▸ **Work request**: If a line in the entries below includes "name", show that line.

[Page and application data records]

=-=-=

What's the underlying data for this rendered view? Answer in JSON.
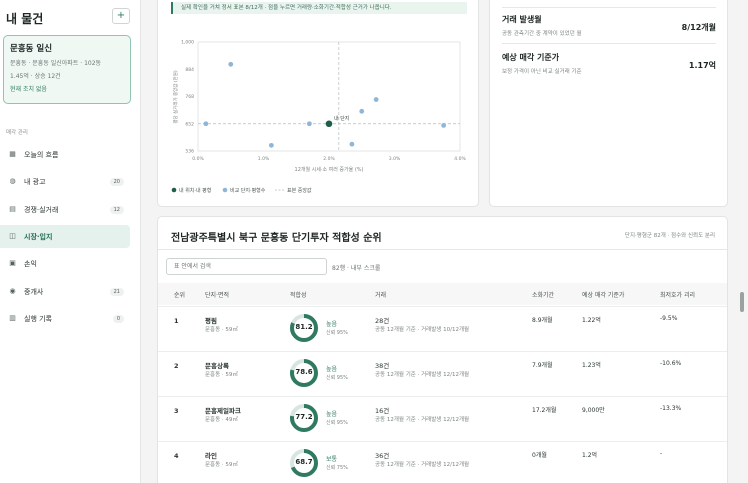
{
  "sidebar": {
    "title": "내 물건",
    "add_label": "+",
    "property": {
      "name": "문흥동 일신",
      "line1": "문흥동 · 문흥동 일신아파트 · 102동",
      "line2": "1.45억 · 상승 12건",
      "status": "현재 조치 없음"
    },
    "section_label": "매각 관리",
    "items": [
      {
        "label": "오늘의 흐름",
        "icon": "▦",
        "badge": ""
      },
      {
        "label": "내 광고",
        "icon": "◍",
        "badge": "20"
      },
      {
        "label": "경쟁·실거래",
        "icon": "▤",
        "badge": "12"
      },
      {
        "label": "시장·입지",
        "icon": "◫",
        "badge": ""
      },
      {
        "label": "손익",
        "icon": "▣",
        "badge": ""
      },
      {
        "label": "중개사",
        "icon": "◉",
        "badge": "21"
      },
      {
        "label": "실행 기록",
        "icon": "▥",
        "badge": "0"
      }
    ]
  },
  "chart": {
    "note": "실제 확인을 거쳐 정서 표본 8/12개 · 점을 누르면 거래량·소화기간·적합성 근거가 나옵니다.",
    "xlabel": "12개월 시세·소 여러 증가율 (%)",
    "ylabel": "평당 실거래가 중앙값 (만원)",
    "marker_label": "내 단지",
    "legend": [
      "내 위치·내 평형",
      "비교 단지·평형수",
      "표본 중앙값"
    ]
  },
  "chart_data": {
    "type": "scatter",
    "x_ticks": [
      "0.0%",
      "1.0%",
      "2.0%",
      "3.0%",
      "4.0%"
    ],
    "y_ticks": [
      "536",
      "652",
      "768",
      "884",
      "1,000"
    ],
    "xlim": [
      0,
      4
    ],
    "ylim": [
      536,
      1000
    ],
    "median": {
      "x": 2.15,
      "y": 652
    },
    "highlight": {
      "x": 2.0,
      "y": 652
    },
    "points": [
      {
        "x": 0.12,
        "y": 652
      },
      {
        "x": 0.5,
        "y": 905
      },
      {
        "x": 1.12,
        "y": 560
      },
      {
        "x": 1.7,
        "y": 652
      },
      {
        "x": 2.35,
        "y": 565
      },
      {
        "x": 2.5,
        "y": 705
      },
      {
        "x": 2.72,
        "y": 755
      },
      {
        "x": 3.75,
        "y": 645
      }
    ]
  },
  "summary": [
    {
      "label": "거래 발생월",
      "sub": "공동 관측기간 중 계약이 있었던 월",
      "value": "8/12개월"
    },
    {
      "label": "예상 매각 기준가",
      "sub": "보정 가격이 아닌 비교 실거래 기준",
      "value": "1.17억"
    }
  ],
  "ranking": {
    "title": "전남광주특별시 북구 문흥동 단기투자 적합성 순위",
    "meta": "단지·평형군 82개 · 점수와 신뢰도 분리",
    "search_placeholder": "표 안에서 검색",
    "search_count": "82행 · 내부 스크롤",
    "columns": [
      "순위",
      "단지·면적",
      "적합성",
      "거래",
      "소화기간",
      "예상 매각 기준가",
      "최저호가 괴리"
    ],
    "rows": [
      {
        "rank": "1",
        "name": "평림",
        "sub": "문흥동 · 59㎡",
        "score": "81.2",
        "score_pct": 0.812,
        "grade": "높음",
        "grade_sub": "신뢰 95%",
        "deal_main": "28건",
        "deal_sub": "공동 12개월 기준 · 거래발생 10/12개월",
        "period": "8.9개월",
        "price": "1.22억",
        "gap": "-9.5%"
      },
      {
        "rank": "2",
        "name": "문흥상록",
        "sub": "문흥동 · 59㎡",
        "score": "78.6",
        "score_pct": 0.786,
        "grade": "높음",
        "grade_sub": "신뢰 95%",
        "deal_main": "38건",
        "deal_sub": "공동 12개월 기준 · 거래발생 12/12개월",
        "period": "7.9개월",
        "price": "1.23억",
        "gap": "-10.6%"
      },
      {
        "rank": "3",
        "name": "문흥제일파크",
        "sub": "문흥동 · 49㎡",
        "score": "77.2",
        "score_pct": 0.772,
        "grade": "높음",
        "grade_sub": "신뢰 95%",
        "deal_main": "16건",
        "deal_sub": "공동 12개월 기준 · 거래발생 12/12개월",
        "period": "17.2개월",
        "price": "9,000만",
        "gap": "-13.3%"
      },
      {
        "rank": "4",
        "name": "라인",
        "sub": "문흥동 · 59㎡",
        "score": "68.7",
        "score_pct": 0.687,
        "grade": "보통",
        "grade_sub": "신뢰 75%",
        "deal_main": "36건",
        "deal_sub": "공동 12개월 기준 · 거래발생 12/12개월",
        "period": "0개월",
        "price": "1.2억",
        "gap": "-"
      }
    ]
  },
  "colors": {
    "accent": "#2f7a60",
    "highlight": "#1f5e4a",
    "point": "#8fb6d6",
    "ring_track": "#d8e6e0"
  }
}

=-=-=

▸ **Task output**:
      "name": "문흥동 일신",
        "name": "평림",
        "name": "문흥상록",
        "name": "문흥제일파크",
        "name": "라인",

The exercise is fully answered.